Task prompt - Determine the count of lines in the following entries that contain the string "لانك". Write only the number.

Records for this exercise -
┌────────

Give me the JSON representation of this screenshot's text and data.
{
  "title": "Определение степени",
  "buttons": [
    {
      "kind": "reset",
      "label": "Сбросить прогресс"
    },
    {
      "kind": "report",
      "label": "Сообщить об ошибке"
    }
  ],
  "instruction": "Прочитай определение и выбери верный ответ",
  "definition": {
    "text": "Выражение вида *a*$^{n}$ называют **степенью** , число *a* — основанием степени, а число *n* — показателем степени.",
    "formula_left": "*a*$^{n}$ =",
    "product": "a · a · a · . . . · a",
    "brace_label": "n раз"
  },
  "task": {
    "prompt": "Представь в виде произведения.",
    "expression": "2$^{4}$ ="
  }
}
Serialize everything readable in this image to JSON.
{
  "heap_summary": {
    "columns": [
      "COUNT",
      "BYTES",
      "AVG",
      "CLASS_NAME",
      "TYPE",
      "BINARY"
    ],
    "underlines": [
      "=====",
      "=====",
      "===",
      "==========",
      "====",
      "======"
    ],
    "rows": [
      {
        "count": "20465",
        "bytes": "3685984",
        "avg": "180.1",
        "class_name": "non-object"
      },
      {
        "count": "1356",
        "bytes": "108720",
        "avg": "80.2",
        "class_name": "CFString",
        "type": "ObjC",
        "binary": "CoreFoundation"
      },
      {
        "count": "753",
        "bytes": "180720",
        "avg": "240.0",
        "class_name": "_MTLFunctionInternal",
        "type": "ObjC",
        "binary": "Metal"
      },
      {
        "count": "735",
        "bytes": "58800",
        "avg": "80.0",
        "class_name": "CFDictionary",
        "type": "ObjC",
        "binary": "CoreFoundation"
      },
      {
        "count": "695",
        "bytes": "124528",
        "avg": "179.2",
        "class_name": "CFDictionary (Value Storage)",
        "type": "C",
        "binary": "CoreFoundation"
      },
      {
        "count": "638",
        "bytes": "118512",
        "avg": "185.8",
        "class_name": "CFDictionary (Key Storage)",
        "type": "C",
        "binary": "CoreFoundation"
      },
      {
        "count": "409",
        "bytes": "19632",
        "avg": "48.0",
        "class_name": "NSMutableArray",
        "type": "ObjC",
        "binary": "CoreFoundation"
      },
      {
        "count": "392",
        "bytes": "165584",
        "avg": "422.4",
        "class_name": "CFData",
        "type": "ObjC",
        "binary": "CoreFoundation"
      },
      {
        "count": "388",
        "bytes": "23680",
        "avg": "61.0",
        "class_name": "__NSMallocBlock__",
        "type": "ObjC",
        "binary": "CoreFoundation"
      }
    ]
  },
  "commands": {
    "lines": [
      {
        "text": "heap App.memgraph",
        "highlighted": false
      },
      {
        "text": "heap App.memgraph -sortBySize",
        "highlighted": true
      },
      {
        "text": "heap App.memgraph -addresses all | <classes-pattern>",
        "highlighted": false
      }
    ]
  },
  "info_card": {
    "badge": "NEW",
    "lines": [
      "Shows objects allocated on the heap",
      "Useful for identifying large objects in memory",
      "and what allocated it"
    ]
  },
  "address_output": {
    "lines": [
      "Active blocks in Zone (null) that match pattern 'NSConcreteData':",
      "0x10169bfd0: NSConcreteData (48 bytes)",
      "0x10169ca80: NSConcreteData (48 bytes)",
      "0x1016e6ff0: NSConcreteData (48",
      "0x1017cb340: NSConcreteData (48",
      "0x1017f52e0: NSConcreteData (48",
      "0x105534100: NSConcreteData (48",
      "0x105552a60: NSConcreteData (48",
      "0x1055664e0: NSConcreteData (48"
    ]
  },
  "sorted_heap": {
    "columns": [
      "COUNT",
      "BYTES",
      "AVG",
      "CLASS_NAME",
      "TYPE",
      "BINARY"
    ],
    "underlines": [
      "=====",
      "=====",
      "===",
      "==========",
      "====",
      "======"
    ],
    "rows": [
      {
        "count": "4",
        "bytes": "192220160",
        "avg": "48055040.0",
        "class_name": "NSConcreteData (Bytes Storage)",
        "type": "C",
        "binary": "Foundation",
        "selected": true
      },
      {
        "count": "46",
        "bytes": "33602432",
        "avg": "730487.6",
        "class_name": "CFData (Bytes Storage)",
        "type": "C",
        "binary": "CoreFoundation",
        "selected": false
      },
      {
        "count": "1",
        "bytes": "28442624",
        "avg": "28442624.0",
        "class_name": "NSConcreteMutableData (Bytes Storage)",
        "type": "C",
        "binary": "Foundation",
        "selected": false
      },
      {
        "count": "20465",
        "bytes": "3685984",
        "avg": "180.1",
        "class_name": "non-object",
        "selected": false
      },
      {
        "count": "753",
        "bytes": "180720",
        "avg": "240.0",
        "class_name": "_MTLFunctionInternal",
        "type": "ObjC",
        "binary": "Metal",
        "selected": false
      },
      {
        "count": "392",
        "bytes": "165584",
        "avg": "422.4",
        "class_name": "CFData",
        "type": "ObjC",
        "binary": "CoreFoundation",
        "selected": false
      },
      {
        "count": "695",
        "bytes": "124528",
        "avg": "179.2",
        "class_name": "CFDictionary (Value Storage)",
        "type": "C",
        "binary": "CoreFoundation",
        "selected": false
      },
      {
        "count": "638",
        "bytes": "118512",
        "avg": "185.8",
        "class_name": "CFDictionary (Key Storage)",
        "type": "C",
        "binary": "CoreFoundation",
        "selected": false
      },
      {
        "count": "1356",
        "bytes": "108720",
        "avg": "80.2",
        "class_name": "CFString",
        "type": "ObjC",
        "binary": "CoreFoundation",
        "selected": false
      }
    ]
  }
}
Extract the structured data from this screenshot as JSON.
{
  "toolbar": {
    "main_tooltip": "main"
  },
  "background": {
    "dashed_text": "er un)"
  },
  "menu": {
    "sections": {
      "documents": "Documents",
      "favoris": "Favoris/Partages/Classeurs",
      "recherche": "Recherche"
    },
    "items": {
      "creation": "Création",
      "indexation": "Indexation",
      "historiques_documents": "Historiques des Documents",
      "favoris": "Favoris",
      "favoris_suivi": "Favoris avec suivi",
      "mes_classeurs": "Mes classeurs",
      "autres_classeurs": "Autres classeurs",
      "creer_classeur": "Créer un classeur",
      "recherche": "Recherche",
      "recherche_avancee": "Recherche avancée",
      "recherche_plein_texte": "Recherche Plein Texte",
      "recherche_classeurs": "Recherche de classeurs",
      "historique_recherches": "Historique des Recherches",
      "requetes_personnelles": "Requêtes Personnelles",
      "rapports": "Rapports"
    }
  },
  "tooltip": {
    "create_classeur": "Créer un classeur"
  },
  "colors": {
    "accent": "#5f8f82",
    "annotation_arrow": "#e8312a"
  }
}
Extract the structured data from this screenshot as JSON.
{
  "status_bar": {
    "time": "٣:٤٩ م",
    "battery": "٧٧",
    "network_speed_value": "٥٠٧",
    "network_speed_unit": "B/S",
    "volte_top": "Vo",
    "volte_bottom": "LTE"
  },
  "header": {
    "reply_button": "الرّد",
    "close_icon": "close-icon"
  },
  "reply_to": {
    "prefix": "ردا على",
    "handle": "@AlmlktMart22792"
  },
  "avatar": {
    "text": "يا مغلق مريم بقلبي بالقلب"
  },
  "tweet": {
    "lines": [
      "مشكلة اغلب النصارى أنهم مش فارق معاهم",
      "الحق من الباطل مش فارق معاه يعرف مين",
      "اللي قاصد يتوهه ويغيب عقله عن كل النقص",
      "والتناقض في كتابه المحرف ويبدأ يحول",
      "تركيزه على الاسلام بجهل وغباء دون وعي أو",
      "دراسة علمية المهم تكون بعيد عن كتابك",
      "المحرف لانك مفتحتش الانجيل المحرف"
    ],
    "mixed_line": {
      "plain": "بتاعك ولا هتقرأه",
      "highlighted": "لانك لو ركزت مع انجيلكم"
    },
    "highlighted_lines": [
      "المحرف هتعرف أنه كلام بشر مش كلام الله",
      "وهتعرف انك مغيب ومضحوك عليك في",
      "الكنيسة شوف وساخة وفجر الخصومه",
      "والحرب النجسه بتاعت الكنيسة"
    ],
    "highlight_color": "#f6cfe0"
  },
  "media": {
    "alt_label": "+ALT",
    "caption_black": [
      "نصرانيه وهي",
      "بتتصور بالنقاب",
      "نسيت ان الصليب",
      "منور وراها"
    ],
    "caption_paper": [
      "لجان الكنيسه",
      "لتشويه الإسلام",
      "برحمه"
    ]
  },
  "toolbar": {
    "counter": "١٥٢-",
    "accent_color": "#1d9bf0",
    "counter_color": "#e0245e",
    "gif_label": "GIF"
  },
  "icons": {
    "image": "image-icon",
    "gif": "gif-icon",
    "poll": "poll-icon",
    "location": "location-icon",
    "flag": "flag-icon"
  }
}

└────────

Result of this exercise - 2